It Raineth Every Day
King Lear took an odd approach to estate planning. He was more desirous of hearing his name praised than of adequately managing the disposition of his lands so he decided to bequeath the largest portions of his kingdom to whomever of his three daughters most effusively declared their love for him. Unfortunately, obsequious deceit is more endearing than candid honesty and anger born of disappointment breeds tragedy. That’s the lesson of Lear who disowns his most favored daughter, Cordelia, when she fails to acceptably praise him. Instead he gives his lands to his two unscrupulous daughters and before the end of the play almost everyone is dead because of it.
There is only the slimmest of chances that Nikolai Rostov’s decision in this chapter will lead to either a crisis of British royal succession or a great Shakespearean tragedy, but the young man will, as he has so many times before now, face the trial of responding reasonably to a desire denied. In today’s chapter that desire is the capture of a wolf on the hunt.
Nikolai doesn’t want to be like his father. He doesn’t want to be a failure. He wants to prove himself. In this chapter he needs, more than anything, to catch a wolf to do so. He prays for it. He dreads failure and dwells on his unlucky past. Attentive readers, familiar with his character, can already sense the anger brewing inside of him.
When a wolf finally appears, however, it seems as if his luck is changing. The wolf heads right for him. He sets his borzoi upon it.
But the wolf escapes and Rostov despairs, though not for long. Danilo, one of the Rostov’s huntsmen, ends up trapping the wolf. He and Nikolai then bring the bound and gagged animal before the rest of the party for examination.
Things don’t end so badly for Nikolai today. He does catch the wolf, albeit with the assistance of his huntsman, Danilo. Still, one can easily imagine a poor response to failure on his part. We’ve seen Rostov, time and again, lose his patience and explode in anger when he doesn’t get what he wants. There is, however, a slight change in his character in today’s chapter. It’s subtle but it’s there.
We see it when the wolf appears to have escaped him. His response isn’t one of anger but, rather, despair. That may not seem like much of a change — despair is still a negative emotion — but he does appear to respond less intensely than usual to his disappointment. It’s important that Rostov continue to moderate his response to disappointment for, as Lear’s Fool puts it:
He that has and a little tiny wit,
With hey, ho, the wind and the rain,
Must make content with his fortunes fit,

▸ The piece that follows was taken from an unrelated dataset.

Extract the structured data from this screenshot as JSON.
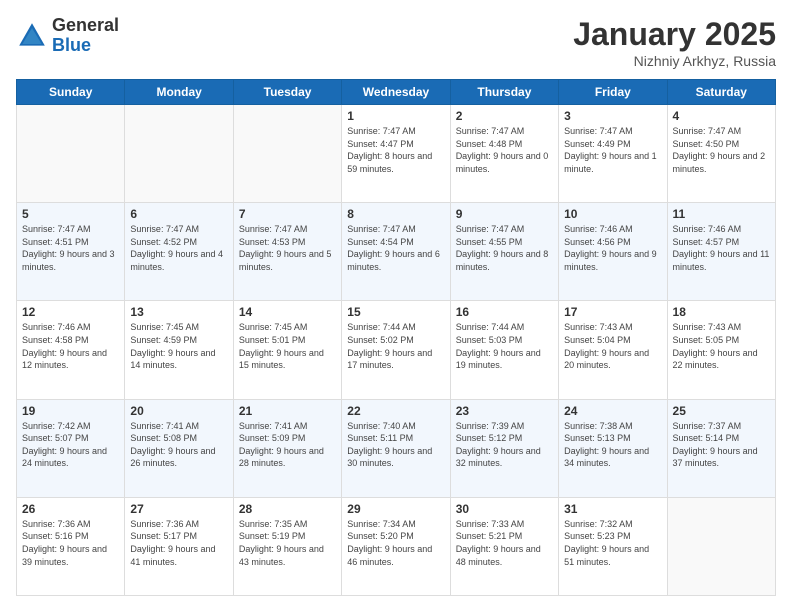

Though the rain it raineth every day.
Take away your opinion, and then there is taken away the complaint, “I have been harmed.” Take away the complaint, “I have been harmed,” and the harm is taken away.”
Marcus Aurelius, Meditations